The Law Offices of Edward Misleh, APC is a Sacramento law firm, located in Sacramento, California that practices family law and represents clients in Sacramento, California and clients in Northern California with services they need and deserve when addressing child custody and parent’s rights. Call now our Lawyer Hotline. Call now 916-443-1267.
Paternity testing is done to determine whether or not a particular man is the biological father of a child. This procedure involves collecting and examining the DNA of a small sample of bodily fluid or tissue from a child and the potential father. When a baby is conceived, each parent passes on half of his/her DNA to the baby, whose genetic code (DNA) is a shared mix of only its mother’s and father’s DNA. By collecting and examining a small sample of DNA from the baby and the potential father, a paternity test can confirm or disprove that the potential father is indeed the biological father of the baby.

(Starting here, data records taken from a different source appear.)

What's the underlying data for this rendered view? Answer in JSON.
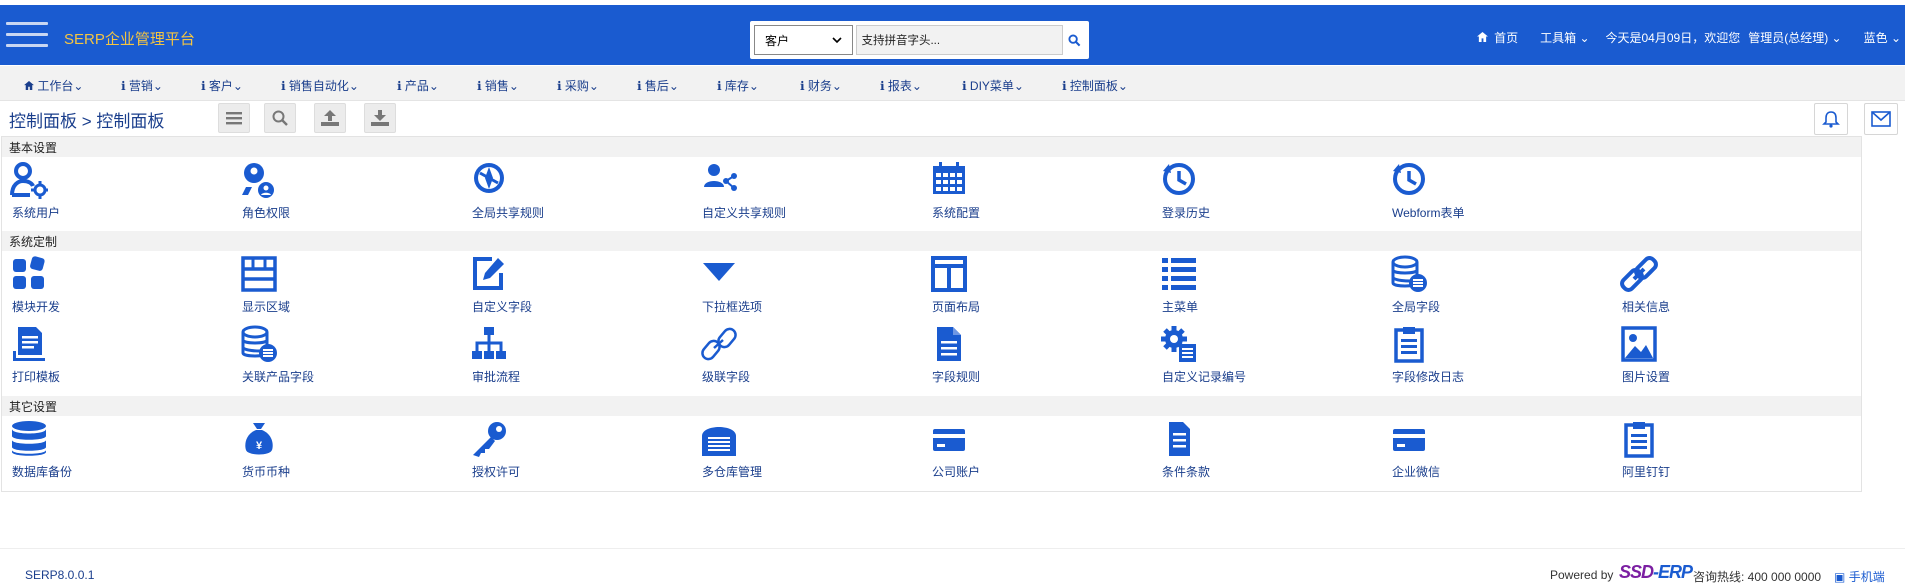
{
  "header": {
    "title": "SERP企业管理平台",
    "search_scope": "客户",
    "search_placeholder": "支持拼音字头...",
    "home": "首页",
    "tools": "工具箱",
    "welcome": "今天是04月09日，欢迎您",
    "user": "管理员(总经理)",
    "theme": "蓝色"
  },
  "nav": [
    "工作台",
    "营销",
    "客户",
    "销售自动化",
    "产品",
    "销售",
    "采购",
    "售后",
    "库存",
    "财务",
    "报表",
    "DIY菜单",
    "控制面板"
  ],
  "breadcrumb": "控制面板 > 控制面板",
  "sections": [
    {
      "title": "基本设置",
      "items": [
        {
          "label": "系统用户",
          "icon": "user-gear-icon"
        },
        {
          "label": "角色权限",
          "icon": "key-user-icon"
        },
        {
          "label": "全局共享规则",
          "icon": "compass-icon"
        },
        {
          "label": "自定义共享规则",
          "icon": "users-share-icon"
        },
        {
          "label": "系统配置",
          "icon": "calendar-grid-icon"
        },
        {
          "label": "登录历史",
          "icon": "history-icon"
        },
        {
          "label": "Webform表单",
          "icon": "history-icon"
        }
      ]
    },
    {
      "title": "系统定制",
      "items": [
        {
          "label": "模块开发",
          "icon": "modules-icon"
        },
        {
          "label": "显示区域",
          "icon": "layout-icon"
        },
        {
          "label": "自定义字段",
          "icon": "edit-icon"
        },
        {
          "label": "下拉框选项",
          "icon": "caret-down-icon"
        },
        {
          "label": "页面布局",
          "icon": "columns-icon"
        },
        {
          "label": "主菜单",
          "icon": "list-icon"
        },
        {
          "label": "全局字段",
          "icon": "database-list-icon"
        },
        {
          "label": "相关信息",
          "icon": "link-icon"
        },
        {
          "label": "打印模板",
          "icon": "print-doc-icon"
        },
        {
          "label": "关联产品字段",
          "icon": "database-list-icon"
        },
        {
          "label": "审批流程",
          "icon": "sitemap-icon"
        },
        {
          "label": "级联字段",
          "icon": "chain-icon"
        },
        {
          "label": "字段规则",
          "icon": "file-icon"
        },
        {
          "label": "自定义记录编号",
          "icon": "gear-doc-icon"
        },
        {
          "label": "字段修改日志",
          "icon": "clipboard-icon"
        },
        {
          "label": "图片设置",
          "icon": "image-icon"
        }
      ]
    },
    {
      "title": "其它设置",
      "items": [
        {
          "label": "数据库备份",
          "icon": "database-icon"
        },
        {
          "label": "货币币种",
          "icon": "money-bag-icon"
        },
        {
          "label": "授权许可",
          "icon": "key-icon"
        },
        {
          "label": "多仓库管理",
          "icon": "warehouse-icon"
        },
        {
          "label": "公司账户",
          "icon": "card-icon"
        },
        {
          "label": "条件条款",
          "icon": "file-text-icon"
        },
        {
          "label": "企业微信",
          "icon": "card-icon"
        },
        {
          "label": "阿里钉钉",
          "icon": "clipboard-icon"
        }
      ]
    }
  ],
  "footer": {
    "version": "SERP8.0.0.1",
    "powered": "Powered by",
    "brand_a": "SSD",
    "brand_b": "-ERP",
    "hotline": "咨询热线: 400 000 0000",
    "mobile": "手机端"
  },
  "colors": {
    "header": "#1a5bd0",
    "accent": "#1a3e8c",
    "title": "#f4c542"
  }
}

If parents are married when a child is born, it is presumed that the married couple are the child’s parents – the husband is the father and the wife is the mother.
However, if the parents of a child were not married when the mother became pregnant or when the child was born, the child does not have a legal father until parentage is established. In this case, the biological father who was not married to the mother does not legally have any rights or responsibilities for the child. For that, parentage must be established legally. If a person does not admit that he or she is the parent, the court may order paternity testing for the alleged father, mother, and child.

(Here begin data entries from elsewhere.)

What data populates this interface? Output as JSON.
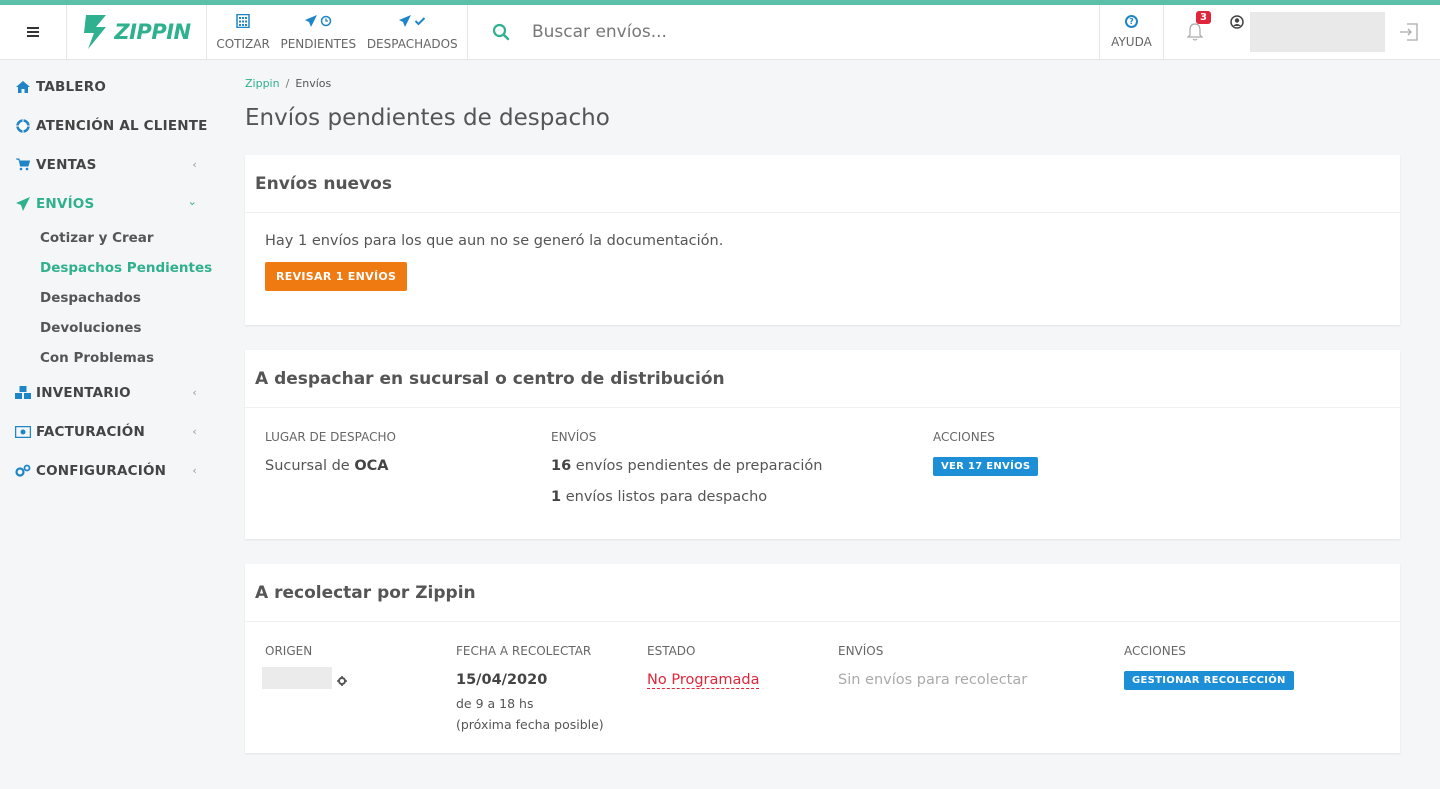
{
  "header": {
    "brand": "ZIPPIN",
    "quick_links": [
      {
        "label": "COTIZAR",
        "icon": "calculator-icon"
      },
      {
        "label": "PENDIENTES",
        "icon": "paper-plane-clock-icon"
      },
      {
        "label": "DESPACHADOS",
        "icon": "paper-plane-check-icon"
      }
    ],
    "search_placeholder": "Buscar envíos...",
    "help_label": "AYUDA",
    "notifications_count": "3"
  },
  "sidebar": {
    "items": [
      {
        "label": "TABLERO",
        "icon": "home-icon"
      },
      {
        "label": "ATENCIÓN AL CLIENTE",
        "icon": "lifebuoy-icon"
      },
      {
        "label": "VENTAS",
        "icon": "cart-icon"
      },
      {
        "label": "ENVÍOS",
        "icon": "paper-plane-icon"
      },
      {
        "label": "INVENTARIO",
        "icon": "boxes-icon"
      },
      {
        "label": "FACTURACIÓN",
        "icon": "money-icon"
      },
      {
        "label": "CONFIGURACIÓN",
        "icon": "cogs-icon"
      }
    ],
    "envios_sub": [
      "Cotizar y Crear",
      "Despachos Pendientes",
      "Despachados",
      "Devoluciones",
      "Con Problemas"
    ]
  },
  "breadcrumb": {
    "root": "Zippin",
    "sep": "/",
    "current": "Envíos"
  },
  "page_title": "Envíos pendientes de despacho",
  "card_new": {
    "title": "Envíos nuevos",
    "message": "Hay 1 envíos para los que aun no se generó la documentación.",
    "button": "REVISAR 1 ENVÍOS"
  },
  "card_branch": {
    "title": "A despachar en sucursal o centro de distribución",
    "headers": [
      "LUGAR DE DESPACHO",
      "ENVÍOS",
      "ACCIONES"
    ],
    "place_prefix": "Sucursal de ",
    "place_name": "OCA",
    "pending_count": "16",
    "pending_text": " envíos pendientes de preparación",
    "ready_count": "1",
    "ready_text": " envíos listos para despacho",
    "button": "VER 17 ENVÍOS"
  },
  "card_pickup": {
    "title": "A recolectar por Zippin",
    "headers": [
      "ORIGEN",
      "FECHA A RECOLECTAR",
      "ESTADO",
      "ENVÍOS",
      "ACCIONES"
    ],
    "date": "15/04/2020",
    "time_range": "de 9 a 18 hs",
    "date_note": "(próxima fecha posible)",
    "status": "No Programada",
    "envios_text": "Sin envíos para recolectar",
    "button": "GESTIONAR RECOLECCIÓN"
  },
  "colors": {
    "accent": "#2fb08f",
    "link_blue": "#1f85c7",
    "orange": "#f07a12",
    "status_red": "#e0263a"
  }
}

The law will presume that a person is a child’s other parent under the following circumstances:
- The individual was married to the child’s mother when the child was conceived or born.
- The individual attempted to marry the mother and the child was conceived or born during this time.
- The individual married the mother after the birth and agreed either to have their name on the birth certificate or to support the child.
- The individual represented to others and acted as if the child was his own.
Voluntary Declaration of Paternity
A Voluntary Declaration of Paternity is a statement that, when signed by both parents, establishes them as the legal parents of the child. This declaration can be used in lieu of a court order to establish who the father of the child is when the mother and father are not married to each other. There is no need for paternity testing once a declaration have been provided unless the claim is challenged.
Paternity Testing to Determine Parentage
A man who disputes the fact that he is the father of a child has the right to request that both he and the child undergo paternity testing. Paternity testing is often done by taking saliva samples from the man, child and mother. Paternity testing must be performed pursuant to a court order to establish paternity.
Visitation and Child Support
Establishing parentage is necessary before custody, visitation, or child support will be ordered by a court. Once a person is established as the father or mother of a child, he or she will have all the rights and responsibilities of a parent:
- The parent will able to request custody and visitation orders from the court so that he or she can legally visit with his or her child.
- The parent will be responsible for paying child support and will have to pay half of the uninsured health-care costs for the children and half of the child-care costs that result from the custodial parent getting or having a job or going to school.
If a person is established as a legal parent of a child, that person MUST financially support the child. It is a crime for a legal parent to fail to support his or her child. A legal parent also has the right to get custody or visitation rights related to the child.
CALL NOW TO MAKE AN APPOINTMENT
For more information about child custody, click on one of the following links: